TEDI measurement of the velocity of star GJ 699 over 3 months shows the velocity measuring capability, since this star is known not to have exoplanets and thus can be used as a velocity reference. Several velocity components can be seen in the data (left). The 3 month downward trend is due to the motion of Earth around the sun. The daily cycle is due to Earth's rotation (inset). After subtracting these known components the residual is obtain (bottom graph), which hovers around zero velocity with a scatter that is due to a random component from photon noise, plus a systematic error component of about 15 m/s.


The amount of systematic noise was determined in the graph to right by combining larger and larger residual datasets together (N Bins plotted on horiz axis) and plotting the net scatter, which should behave in a square root behavior if the scatter was purely random.

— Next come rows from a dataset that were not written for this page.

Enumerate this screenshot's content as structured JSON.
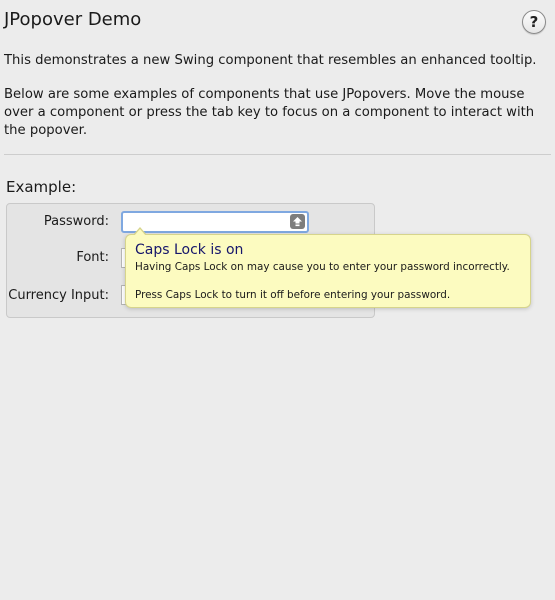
{
  "window": {
    "title": "JPopover Demo",
    "help_label": "?"
  },
  "description": {
    "line1": "This demonstrates a new Swing component that resembles an enhanced tooltip.",
    "line2": "Below are some examples of components that use JPopovers. Move the mouse over a component or press the tab key to focus on a component to interact with the popover."
  },
  "example": {
    "heading": "Example:",
    "fields": {
      "password_label": "Password:",
      "password_value": "",
      "font_label": "Font:",
      "currency_label": "Currency Input:"
    }
  },
  "popover": {
    "title": "Caps Lock is on",
    "line1": "Having Caps Lock on may cause you to enter your password incorrectly.",
    "line2": "Press Caps Lock to turn it off before entering your password."
  },
  "icons": {
    "help": "question-mark-icon",
    "caps_lock": "caps-lock-icon"
  },
  "colors": {
    "background": "#ececec",
    "popover_bg": "#fcfbc0",
    "popover_title": "#16166b",
    "focus_ring": "#7fa8e0"
  }
}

A model which includes a 15 m/s systematic component (dashed curve) best fits the data.

The systematic noise may be due to presence of telluric lines in data and reflect our current ability to accurately model them to remove them from data. (The telluric line depth may change with pointing of telescope in sky, etc., as these can be due to water vapor.)

Both random and systematic noise components could be reduced in the future by straightforward means. Thus the EDI technique holds promise. All Doppler planet search techniques working in the near-infrared will have to solve the issue of better modeling of telluric lines.

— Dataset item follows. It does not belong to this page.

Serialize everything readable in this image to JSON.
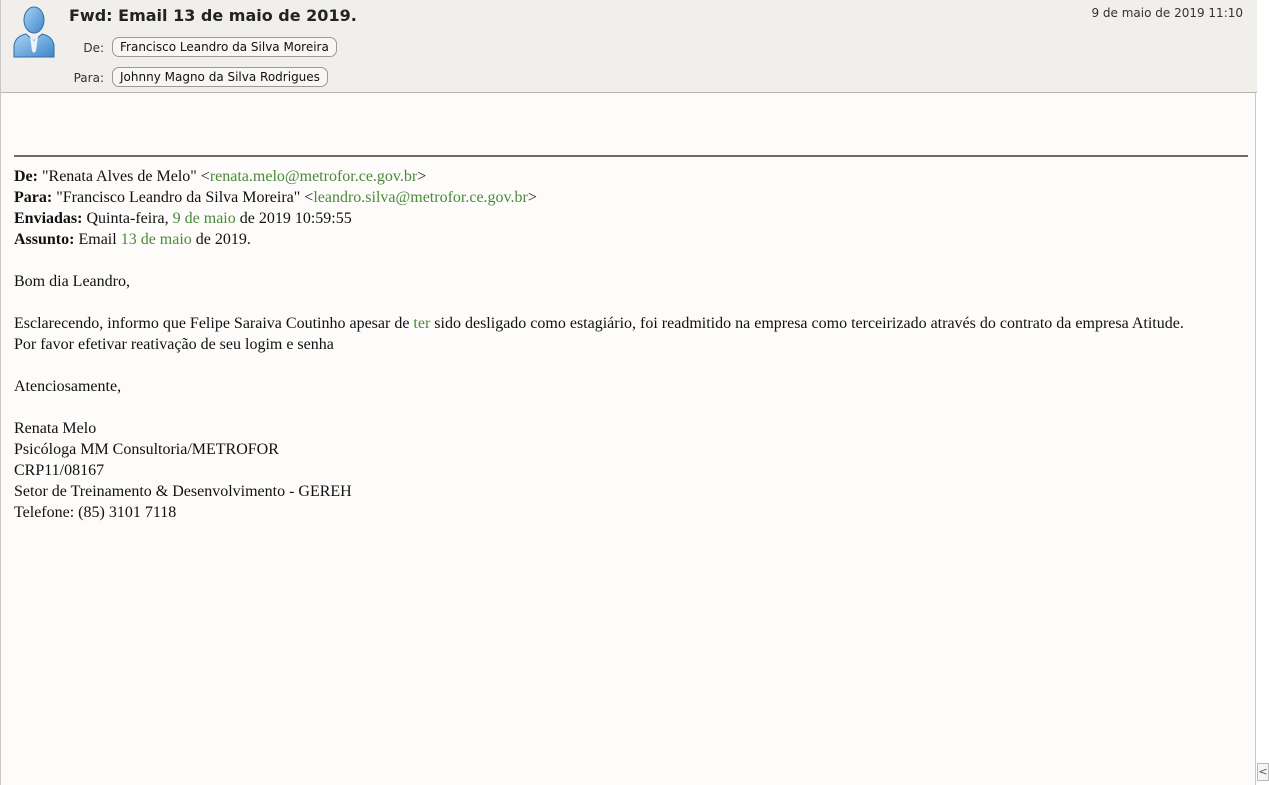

Team TEDI page

             Contact info:
David Erskine

Back to EDI home site maintained by
David Erskine

The latest 3 TEDI papers:
Link1. "Precise Stellar Radial Velocities of an M Dwarf with a Michelson Interferometer and a Medium-Resolution Near-Intrared Spectrograph", Muirhead et al, PASP 123: 709-724 (2011).

Link2. "Ten-fold Spectral Resolution Boosting using TEDI at the Mt. Palomar NIR Triplespec Spectrograph", Erskine et al, SPIE 8146, paper #22, 2011.

Link3. "Near Infrared Interferometric Spectroscopy with TEDI", Edelstein et al., SPIE 8151, paper #23 (2011).

Other TEDI papers:
Link4. “Mass Producing an efficient NIR spectrograph", Wilson et al, SPIE 5492, 1295-1305 (2004).

Link5. "Externally Dispersed Interferometry for Planetary Studies", Erskine et al, SPIE 5905, 249-260 (2005).

Link6. "The TEDI Instrument for Near-IR Radial Velocity Surveys", Edelstein et al., SPIE 6269 (2006).

Link7. "Noise Studies of Externally Dispersed Interferometry for Doppler Velocimetry", Erskine et al. SPIE 6269 (2006).

Link8. "TEDI: the TripleSpec Exoplanet Discovery Instrument", Edelstein et al., SPIE 6693 (2007).

. "Dispersed Interferometry for Infrared Exoplanet Velocimetry", Edelstein et al., SPIE 7014 (2008).

. “Infrared Radial Velocimetry with TEDI: Performance Development”, Edelstein et al., SPIE 7735 (2010).

Link11. “Precise Infrared Radial Velocimetry with the Triplespec Exoplanet Discovery Instrument: current performance and results”, Muirhead et al., SPIE 7735 (2010).

What's cool:
1. We can do Doppler radial velocity planet search with an instrument 10x smaller (1000x smaller in mass) than the conventional method, and in the near-infrared, which is the best wavelength range for the majority of stars.

2. We can boost the spectral resolution of any grating spectrograph by 10x or more! reducing the mass of high resolution wide bandwidth spectrographs by 1000x.


What's noteworthy about this EDI:
• Works on an echelle spectrograph instead of a linear spectrograph (echelles have much wider bandwidth)

• Phase is uniform across whole beam, not splayed spatially across a slit (allows small focal spots such as on echelle spectrographs, potentially imaging spectroscopy).

• Each detector pixel is used throughout phase stepping, eliminating fixed-pattern detector irregularity (essentially automatically flat-fields itself)

• HgCdTe detector works in near-infrared where the bulk of star's flux lies

• Robust to a changing gravity vector (since mounted to telescope which swings)

• Works successfully in a remote location (Cassegrain cavity is inaccessible while telescope is in observing mode)

• Use of ThAr emission lamp enables wide bandwidth operation at high photon S/N


The figures below show how with the conventional technique a very large spectrograph would be needed-- too large and costly to be built.